The biggest cuts came Monday, and there's a lot to unpack here. Shaw might have had the most impressive swing of the spring, but he wasn't in the mix for an outfield job and it's time to get him four at-bats a day.

He has also hit a bit of a crossroads, as he'll be in Triple-A for a third straight year. The Giants are still waiting for more consistent contact. 

Jones was a bit behind as he came off knee surgery and never had a shot at making the team. It'll be interesting to see if the Giants move him around in Triple-A; he's blocked in the infield but there's been talk of getting him outfield reps. That's something Jones, still just 24, would like to try. 

One of Avelino or Valera could be in trouble when the Giants need a roster spot for Yangervis Solarte. If they survive, they're both on the 40-man and infielders often get shuttled back and forth because of injuries.

The Giants love Avelino's energy and may move him all over the field as they look for versatile role players similar to what Farhan Zaidi had in Los Angeles. They really need one of these guys to break through and provide an infield option from the right side of the plate

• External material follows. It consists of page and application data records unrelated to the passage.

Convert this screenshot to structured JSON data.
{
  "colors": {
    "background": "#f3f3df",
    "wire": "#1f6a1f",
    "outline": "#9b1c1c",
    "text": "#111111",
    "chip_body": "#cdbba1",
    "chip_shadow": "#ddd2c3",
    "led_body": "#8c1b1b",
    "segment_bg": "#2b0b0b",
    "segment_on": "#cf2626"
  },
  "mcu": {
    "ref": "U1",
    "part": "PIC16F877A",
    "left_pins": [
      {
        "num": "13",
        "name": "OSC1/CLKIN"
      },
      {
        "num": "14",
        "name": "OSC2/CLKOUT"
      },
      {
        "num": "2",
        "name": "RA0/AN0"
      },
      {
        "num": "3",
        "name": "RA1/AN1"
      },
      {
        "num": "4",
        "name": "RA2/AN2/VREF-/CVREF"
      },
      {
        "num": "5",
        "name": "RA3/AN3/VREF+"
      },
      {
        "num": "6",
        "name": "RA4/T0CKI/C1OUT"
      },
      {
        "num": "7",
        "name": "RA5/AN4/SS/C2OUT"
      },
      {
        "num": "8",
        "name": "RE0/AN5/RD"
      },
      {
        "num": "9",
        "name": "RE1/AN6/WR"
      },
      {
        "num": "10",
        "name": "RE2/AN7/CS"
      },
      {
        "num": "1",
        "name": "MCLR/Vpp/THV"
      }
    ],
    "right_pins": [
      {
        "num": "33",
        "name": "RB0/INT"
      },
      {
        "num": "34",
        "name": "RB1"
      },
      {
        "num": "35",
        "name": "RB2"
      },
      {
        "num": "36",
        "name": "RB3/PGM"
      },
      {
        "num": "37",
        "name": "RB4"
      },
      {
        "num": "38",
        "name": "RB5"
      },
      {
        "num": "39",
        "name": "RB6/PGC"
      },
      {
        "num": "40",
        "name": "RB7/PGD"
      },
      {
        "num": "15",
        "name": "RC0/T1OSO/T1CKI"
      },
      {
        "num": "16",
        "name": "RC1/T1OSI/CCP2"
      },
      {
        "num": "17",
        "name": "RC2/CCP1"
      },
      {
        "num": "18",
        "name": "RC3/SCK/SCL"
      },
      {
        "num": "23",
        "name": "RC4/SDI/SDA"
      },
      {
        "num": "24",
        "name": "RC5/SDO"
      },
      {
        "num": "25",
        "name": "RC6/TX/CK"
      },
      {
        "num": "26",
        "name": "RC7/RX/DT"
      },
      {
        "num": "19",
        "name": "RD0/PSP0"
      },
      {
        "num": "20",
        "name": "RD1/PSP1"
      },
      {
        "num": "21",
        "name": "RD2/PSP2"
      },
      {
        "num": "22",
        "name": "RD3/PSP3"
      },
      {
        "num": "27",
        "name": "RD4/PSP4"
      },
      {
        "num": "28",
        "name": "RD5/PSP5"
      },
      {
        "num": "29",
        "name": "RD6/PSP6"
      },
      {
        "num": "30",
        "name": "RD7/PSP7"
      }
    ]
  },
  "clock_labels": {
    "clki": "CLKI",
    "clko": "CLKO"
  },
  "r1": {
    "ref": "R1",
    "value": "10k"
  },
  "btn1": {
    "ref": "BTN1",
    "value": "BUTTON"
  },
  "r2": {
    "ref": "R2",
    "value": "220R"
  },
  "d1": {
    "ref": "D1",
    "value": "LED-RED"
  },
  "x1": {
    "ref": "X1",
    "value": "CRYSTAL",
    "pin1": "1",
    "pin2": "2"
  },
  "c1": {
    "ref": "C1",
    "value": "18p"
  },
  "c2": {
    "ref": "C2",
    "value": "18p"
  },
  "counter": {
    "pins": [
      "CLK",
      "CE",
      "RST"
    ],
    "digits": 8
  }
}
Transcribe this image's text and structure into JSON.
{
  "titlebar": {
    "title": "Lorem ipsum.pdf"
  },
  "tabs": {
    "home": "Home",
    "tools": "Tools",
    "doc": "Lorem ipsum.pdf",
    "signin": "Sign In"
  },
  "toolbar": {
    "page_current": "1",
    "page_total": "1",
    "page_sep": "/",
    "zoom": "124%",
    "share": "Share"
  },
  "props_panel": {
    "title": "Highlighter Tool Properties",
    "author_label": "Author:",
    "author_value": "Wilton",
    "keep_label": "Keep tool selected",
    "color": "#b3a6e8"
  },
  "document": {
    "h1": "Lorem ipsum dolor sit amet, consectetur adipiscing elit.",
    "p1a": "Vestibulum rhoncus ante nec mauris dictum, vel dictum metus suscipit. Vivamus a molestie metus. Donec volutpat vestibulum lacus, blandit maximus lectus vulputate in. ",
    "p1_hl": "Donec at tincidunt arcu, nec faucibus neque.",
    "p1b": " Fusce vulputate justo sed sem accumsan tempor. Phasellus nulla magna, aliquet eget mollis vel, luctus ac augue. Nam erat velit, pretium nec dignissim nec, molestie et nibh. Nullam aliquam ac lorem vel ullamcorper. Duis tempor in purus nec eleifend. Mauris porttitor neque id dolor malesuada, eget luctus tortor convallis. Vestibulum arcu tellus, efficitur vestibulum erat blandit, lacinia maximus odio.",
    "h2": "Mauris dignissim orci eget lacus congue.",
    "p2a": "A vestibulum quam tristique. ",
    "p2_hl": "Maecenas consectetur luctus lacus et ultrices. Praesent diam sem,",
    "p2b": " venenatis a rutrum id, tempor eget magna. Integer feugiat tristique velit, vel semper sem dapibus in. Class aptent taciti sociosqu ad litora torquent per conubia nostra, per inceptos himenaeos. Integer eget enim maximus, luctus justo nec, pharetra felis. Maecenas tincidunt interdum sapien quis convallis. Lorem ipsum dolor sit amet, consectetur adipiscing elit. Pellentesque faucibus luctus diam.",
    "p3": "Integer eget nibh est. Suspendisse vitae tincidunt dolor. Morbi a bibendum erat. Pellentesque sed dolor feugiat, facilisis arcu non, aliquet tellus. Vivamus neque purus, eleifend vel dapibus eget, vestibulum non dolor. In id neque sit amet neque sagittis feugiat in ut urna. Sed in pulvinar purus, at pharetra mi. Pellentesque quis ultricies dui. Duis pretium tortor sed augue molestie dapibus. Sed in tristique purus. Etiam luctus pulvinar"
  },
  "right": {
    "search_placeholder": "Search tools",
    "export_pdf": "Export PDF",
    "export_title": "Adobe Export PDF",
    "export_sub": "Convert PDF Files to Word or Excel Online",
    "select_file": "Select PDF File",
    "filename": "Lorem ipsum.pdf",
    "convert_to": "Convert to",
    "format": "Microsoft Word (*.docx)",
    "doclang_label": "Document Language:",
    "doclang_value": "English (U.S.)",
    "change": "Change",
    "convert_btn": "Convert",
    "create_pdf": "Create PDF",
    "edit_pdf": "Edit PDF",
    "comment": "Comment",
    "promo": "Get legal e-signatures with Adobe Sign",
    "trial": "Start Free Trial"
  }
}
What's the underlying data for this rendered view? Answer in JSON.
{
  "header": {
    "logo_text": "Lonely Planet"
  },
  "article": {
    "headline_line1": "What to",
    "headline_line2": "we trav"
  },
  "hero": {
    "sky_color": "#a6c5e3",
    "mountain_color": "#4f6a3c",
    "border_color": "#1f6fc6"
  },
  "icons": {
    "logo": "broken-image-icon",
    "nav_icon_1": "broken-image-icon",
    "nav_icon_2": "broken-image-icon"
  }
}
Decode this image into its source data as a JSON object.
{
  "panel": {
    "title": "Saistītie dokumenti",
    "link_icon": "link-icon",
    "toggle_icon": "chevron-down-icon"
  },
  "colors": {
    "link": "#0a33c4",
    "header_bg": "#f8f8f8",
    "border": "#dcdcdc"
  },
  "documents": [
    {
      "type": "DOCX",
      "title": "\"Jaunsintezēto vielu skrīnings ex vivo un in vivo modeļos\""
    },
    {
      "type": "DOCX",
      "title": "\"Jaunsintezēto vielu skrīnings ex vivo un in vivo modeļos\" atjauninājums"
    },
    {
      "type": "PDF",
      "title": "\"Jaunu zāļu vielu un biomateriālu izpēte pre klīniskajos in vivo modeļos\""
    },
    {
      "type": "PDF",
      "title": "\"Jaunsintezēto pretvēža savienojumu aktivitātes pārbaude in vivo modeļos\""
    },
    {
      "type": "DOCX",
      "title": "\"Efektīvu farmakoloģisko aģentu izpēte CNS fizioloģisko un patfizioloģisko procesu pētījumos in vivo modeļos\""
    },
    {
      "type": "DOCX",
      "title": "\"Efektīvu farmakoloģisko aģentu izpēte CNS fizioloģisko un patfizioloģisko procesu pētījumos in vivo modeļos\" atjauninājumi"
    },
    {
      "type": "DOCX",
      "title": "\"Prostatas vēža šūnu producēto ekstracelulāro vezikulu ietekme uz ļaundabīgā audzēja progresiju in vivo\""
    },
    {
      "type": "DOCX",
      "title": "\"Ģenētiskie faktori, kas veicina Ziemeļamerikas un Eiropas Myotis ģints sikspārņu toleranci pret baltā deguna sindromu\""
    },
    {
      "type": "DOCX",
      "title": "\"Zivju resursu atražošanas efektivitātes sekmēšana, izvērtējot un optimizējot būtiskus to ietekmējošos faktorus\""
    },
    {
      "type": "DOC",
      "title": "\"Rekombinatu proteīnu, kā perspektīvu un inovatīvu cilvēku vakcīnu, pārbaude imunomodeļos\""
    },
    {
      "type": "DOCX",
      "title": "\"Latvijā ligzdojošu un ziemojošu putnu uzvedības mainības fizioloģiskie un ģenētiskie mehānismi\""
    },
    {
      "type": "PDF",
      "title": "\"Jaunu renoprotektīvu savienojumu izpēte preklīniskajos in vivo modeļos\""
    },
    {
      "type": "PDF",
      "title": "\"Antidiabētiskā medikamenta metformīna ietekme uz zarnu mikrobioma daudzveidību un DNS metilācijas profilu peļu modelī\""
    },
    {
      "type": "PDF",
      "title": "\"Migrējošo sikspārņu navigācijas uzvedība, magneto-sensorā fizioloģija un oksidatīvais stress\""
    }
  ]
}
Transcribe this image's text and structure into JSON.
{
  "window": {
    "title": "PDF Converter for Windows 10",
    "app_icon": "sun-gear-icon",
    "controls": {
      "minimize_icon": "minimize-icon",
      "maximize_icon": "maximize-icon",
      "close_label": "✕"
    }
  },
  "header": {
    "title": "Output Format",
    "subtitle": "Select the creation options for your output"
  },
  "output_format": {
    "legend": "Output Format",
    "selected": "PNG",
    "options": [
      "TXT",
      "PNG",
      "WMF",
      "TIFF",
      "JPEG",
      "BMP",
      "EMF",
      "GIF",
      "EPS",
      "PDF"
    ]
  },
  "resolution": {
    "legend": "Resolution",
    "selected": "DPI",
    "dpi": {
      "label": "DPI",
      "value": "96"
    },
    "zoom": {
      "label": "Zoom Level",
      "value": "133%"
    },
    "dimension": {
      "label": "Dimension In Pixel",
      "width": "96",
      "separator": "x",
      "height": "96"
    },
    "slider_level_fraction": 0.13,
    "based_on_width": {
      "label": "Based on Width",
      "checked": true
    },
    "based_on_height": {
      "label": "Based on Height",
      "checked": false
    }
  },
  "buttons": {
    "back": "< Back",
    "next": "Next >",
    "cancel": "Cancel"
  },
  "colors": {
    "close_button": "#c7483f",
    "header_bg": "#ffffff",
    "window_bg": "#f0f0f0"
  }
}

Franco and Sampson were part of an offseason effort to add new arms to the upper levels of the minors. A holdover is Coonrod, who will pitch exclusively out of the bullpen this year in his first full season back from Tommy John surgery. He's back up to the high 90s with his fastball. 

Anderson is the organization's best pitching prospect and had two solid appearances in his first camp. He'll start the season at Triple-A and is currently somewhere around ninth on the starting depth chart, but he should make his debut this season. Anderson is a former closer and could break in as a boost for the bullpen.

[RELATED: Joey Bart needs to improve this part of his game, Mike Krukow says]

If the Giants sell at the deadline, he's likely to get an early crack at a 2020 rotation spot.